▶ What the task requires
Copy each line of the data that has "name" in it.

▶ Exercise material

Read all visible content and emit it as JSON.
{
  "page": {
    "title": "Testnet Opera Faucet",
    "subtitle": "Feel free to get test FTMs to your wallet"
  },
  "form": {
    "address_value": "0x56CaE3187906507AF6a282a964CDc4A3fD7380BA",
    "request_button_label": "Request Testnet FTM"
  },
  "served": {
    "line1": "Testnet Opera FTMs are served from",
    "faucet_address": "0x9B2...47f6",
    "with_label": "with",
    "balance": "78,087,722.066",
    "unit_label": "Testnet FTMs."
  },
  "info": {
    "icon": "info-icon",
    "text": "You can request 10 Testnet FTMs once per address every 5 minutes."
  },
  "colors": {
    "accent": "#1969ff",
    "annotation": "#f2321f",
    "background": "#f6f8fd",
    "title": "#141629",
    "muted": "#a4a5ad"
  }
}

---

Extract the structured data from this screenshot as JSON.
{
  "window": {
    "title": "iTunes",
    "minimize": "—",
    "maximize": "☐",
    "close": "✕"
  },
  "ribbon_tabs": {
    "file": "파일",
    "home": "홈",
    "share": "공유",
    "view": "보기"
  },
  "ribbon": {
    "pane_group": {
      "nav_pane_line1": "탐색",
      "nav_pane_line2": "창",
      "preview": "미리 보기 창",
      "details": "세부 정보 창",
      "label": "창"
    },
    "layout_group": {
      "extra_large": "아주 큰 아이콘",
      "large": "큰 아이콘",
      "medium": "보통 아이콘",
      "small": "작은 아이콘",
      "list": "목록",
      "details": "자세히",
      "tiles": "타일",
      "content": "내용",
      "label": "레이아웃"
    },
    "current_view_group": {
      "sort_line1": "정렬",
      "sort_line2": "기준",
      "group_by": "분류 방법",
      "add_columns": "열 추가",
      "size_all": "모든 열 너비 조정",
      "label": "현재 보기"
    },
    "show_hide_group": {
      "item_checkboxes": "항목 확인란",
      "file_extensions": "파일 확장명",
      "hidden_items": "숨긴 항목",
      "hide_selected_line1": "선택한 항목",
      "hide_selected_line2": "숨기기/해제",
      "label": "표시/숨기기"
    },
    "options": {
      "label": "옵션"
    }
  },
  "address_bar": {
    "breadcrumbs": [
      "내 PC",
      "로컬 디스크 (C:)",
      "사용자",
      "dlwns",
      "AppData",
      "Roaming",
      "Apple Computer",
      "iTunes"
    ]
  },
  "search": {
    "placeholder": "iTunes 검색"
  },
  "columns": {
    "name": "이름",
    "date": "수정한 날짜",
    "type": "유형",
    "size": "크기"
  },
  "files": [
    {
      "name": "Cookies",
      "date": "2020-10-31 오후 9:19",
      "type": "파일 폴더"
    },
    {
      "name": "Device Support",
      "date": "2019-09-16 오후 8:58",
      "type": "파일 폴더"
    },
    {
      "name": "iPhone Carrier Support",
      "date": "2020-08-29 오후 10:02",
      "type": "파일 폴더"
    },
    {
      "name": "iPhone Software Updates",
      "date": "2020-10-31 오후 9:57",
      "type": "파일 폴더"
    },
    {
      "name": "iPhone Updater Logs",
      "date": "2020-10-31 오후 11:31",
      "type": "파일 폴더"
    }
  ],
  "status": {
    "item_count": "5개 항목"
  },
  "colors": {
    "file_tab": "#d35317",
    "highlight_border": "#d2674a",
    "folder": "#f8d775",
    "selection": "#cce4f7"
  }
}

▶ Task answer
    "name": "이름",
      "name": "Cookies",
      "name": "Device Support",
      "name": "iPhone Carrier Support",
      "name": "iPhone Software Updates",
      "name": "iPhone Updater Logs",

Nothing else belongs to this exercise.